For professors, student evaluations are used to assist decisions on promotions, raises and tenure. But research from North Carolina State University shows that the evaluations a professor receives are linked to their gender, with male professors receiving higher and more favorable ratings than female professors.
In 2014, researchers at N.C. State used online courses, where an instructor’s gender could be hidden, to test this gender bias. Four sections of an online class were taught by two instructors: a female instructor and a male instructor. Each taught two sections, using their true identity for one and adopting a name of the opposite gender for the other.
At the end of the course, students were asked to rate their professors on fifteen positive qualities, ranging from knowledgeable and fair to caring and helpful. In every category except one, the scores the male professor received dropped when he adopted a female name. Meanwhile, the female professor received higher scores in every category when using a male name.
“I have a colleague who is about is the same age as I am, who has been at UNC about the same time that I have. We used to both teach (POLI) 150 pretty regularly, and we have the same grade distribution. He’s a good teacher, and I think I’m a reasonable teacher as well, but I would always get much harsher evaluations,” said Layna Mosley, a UNC professor of political science. “There is a set of societal expectations for how faculty behave, so the same sort of behavior for a female versus a male professor is interpreted differently.”
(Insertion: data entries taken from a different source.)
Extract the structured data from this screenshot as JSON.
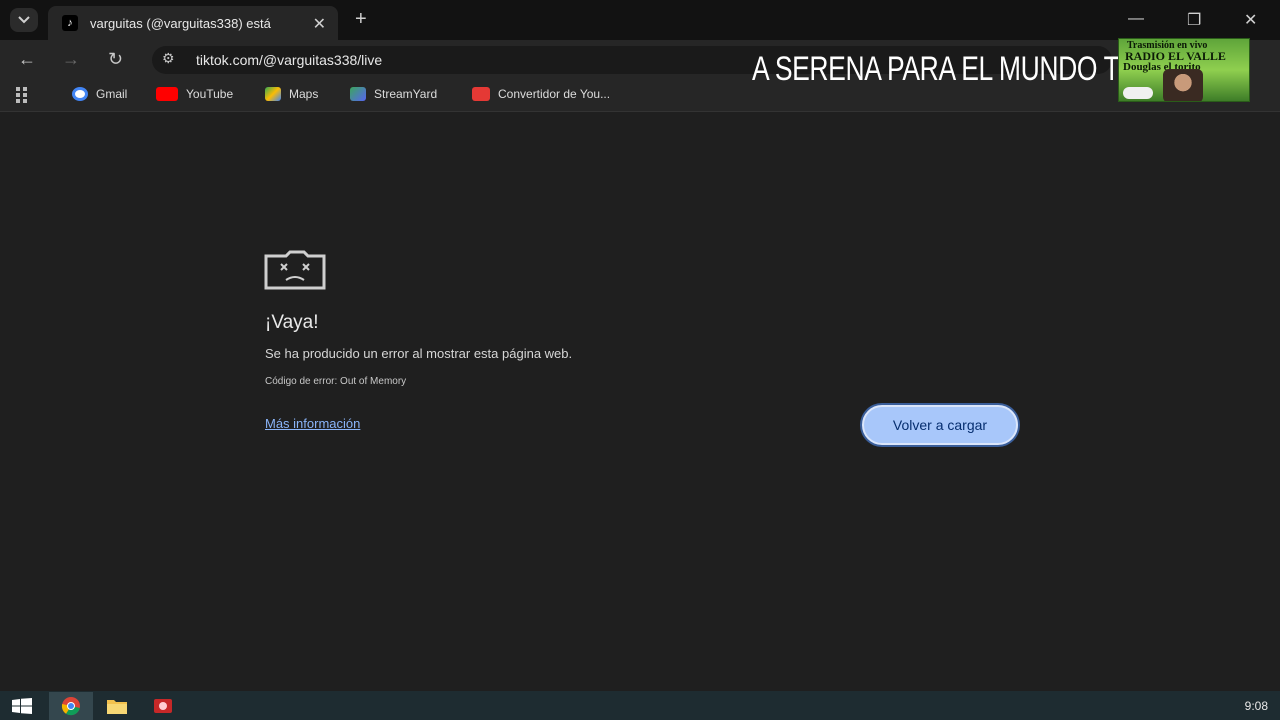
{
  "tab": {
    "title": "varguitas (@varguitas338) está",
    "favicon": "tiktok-icon",
    "close_glyph": "✕",
    "new_tab_glyph": "+"
  },
  "window_controls": {
    "minimize": "—",
    "restore": "❐",
    "close": "✕"
  },
  "toolbar": {
    "back_glyph": "←",
    "forward_glyph": "→",
    "reload_glyph": "↻",
    "url": "tiktok.com/@varguitas338/live"
  },
  "bookmarks": [
    {
      "label": "Gmail",
      "icon": "google-icon",
      "color": "#4285f4"
    },
    {
      "label": "YouTube",
      "icon": "youtube-icon",
      "color": "#ff0000"
    },
    {
      "label": "Maps",
      "icon": "maps-icon",
      "color": "#34a853"
    },
    {
      "label": "StreamYard",
      "icon": "streamyard-icon",
      "color": "#3ba55d"
    },
    {
      "label": "Convertidor de You...",
      "icon": "download-icon",
      "color": "#e53935"
    }
  ],
  "overlay": {
    "banner_text": "A SERENA PARA EL MUNDO T",
    "logo_line1": "Trasmisión en vivo",
    "logo_line2": "RADIO EL VALLE",
    "logo_line3": "Douglas el torito"
  },
  "error_page": {
    "title": "¡Vaya!",
    "message": "Se ha producido un error al mostrar esta página web.",
    "code": "Código de error: Out of Memory",
    "more_info": "Más información",
    "reload_button": "Volver a cargar"
  },
  "taskbar": {
    "clock": "9:08",
    "items": [
      "windows-start-icon",
      "chrome-icon",
      "file-explorer-icon",
      "app-icon"
    ]
  },
  "colors": {
    "accent_button": "#a8c7fa",
    "link": "#8ab4f8",
    "background": "#1f1f1f"
  }
}
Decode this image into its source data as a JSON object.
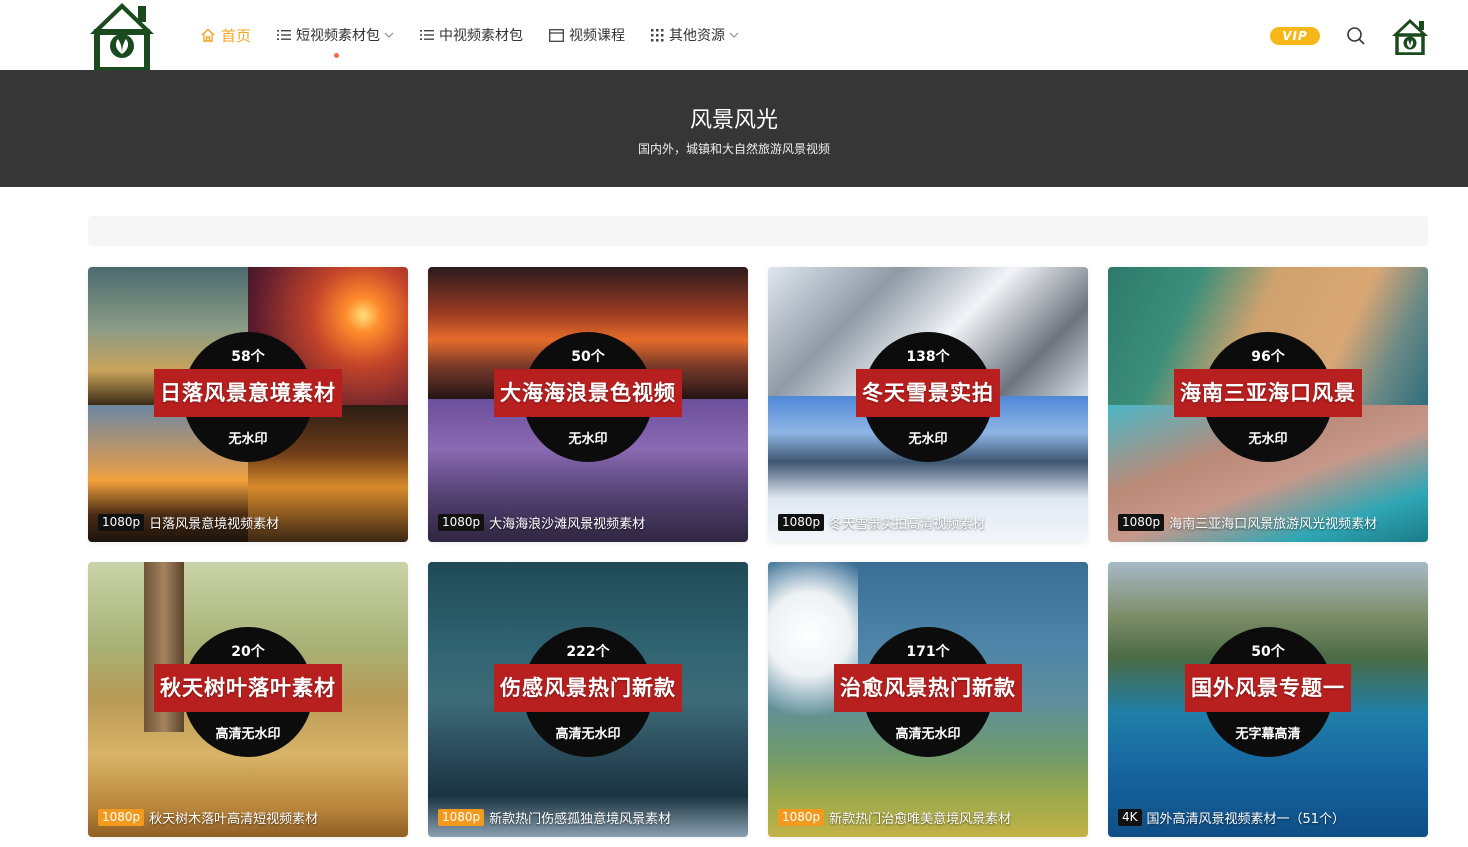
{
  "nav": {
    "items": [
      {
        "label": "首页",
        "icon": "home-icon",
        "active": true
      },
      {
        "label": "短视频素材包",
        "icon": "list-icon",
        "dropdown": true
      },
      {
        "label": "中视频素材包",
        "icon": "list-icon"
      },
      {
        "label": "视频课程",
        "icon": "window-icon"
      },
      {
        "label": "其他资源",
        "icon": "grid-icon",
        "dropdown": true
      }
    ],
    "vip_label": "VIP"
  },
  "banner": {
    "title": "风景风光",
    "subtitle": "国内外，城镇和大自然旅游风景视频"
  },
  "cards": [
    {
      "count": "58个",
      "ribbon": "日落风景意境素材",
      "tag": "无水印",
      "badge": "1080p",
      "badge_color": "#111111",
      "caption": "日落风景意境视频素材"
    },
    {
      "count": "50个",
      "ribbon": "大海海浪景色视频",
      "tag": "无水印",
      "badge": "1080p",
      "badge_color": "#111111",
      "caption": "大海海浪沙滩风景视频素材"
    },
    {
      "count": "138个",
      "ribbon": "冬天雪景实拍",
      "tag": "无水印",
      "badge": "1080p",
      "badge_color": "#111111",
      "caption": "冬天雪景实拍高清视频素材"
    },
    {
      "count": "96个",
      "ribbon": "海南三亚海口风景",
      "tag": "无水印",
      "badge": "1080p",
      "badge_color": "#111111",
      "caption": "海南三亚海口风景旅游风光视频素材"
    },
    {
      "count": "20个",
      "ribbon": "秋天树叶落叶素材",
      "tag": "高清无水印",
      "badge": "1080p",
      "badge_color": "#f39a1e",
      "caption": "秋天树木落叶高清短视频素材"
    },
    {
      "count": "222个",
      "ribbon": "伤感风景热门新款",
      "tag": "高清无水印",
      "badge": "1080p",
      "badge_color": "#f39a1e",
      "caption": "新款热门伤感孤独意境风景素材"
    },
    {
      "count": "171个",
      "ribbon": "治愈风景热门新款",
      "tag": "高清无水印",
      "badge": "1080p",
      "badge_color": "#f39a1e",
      "caption": "新款热门治愈唯美意境风景素材"
    },
    {
      "count": "50个",
      "ribbon": "国外风景专题一",
      "tag": "无字幕高清",
      "badge": "4K",
      "badge_color": "#111111",
      "caption": "国外高清风景视频素材一（51个）"
    }
  ]
}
At University of California-Berkeley, Texas Tech University and Saint Mary’s University, several other studies have supported N.C. State’s findings that student-teacher evaluations are biased against female professors.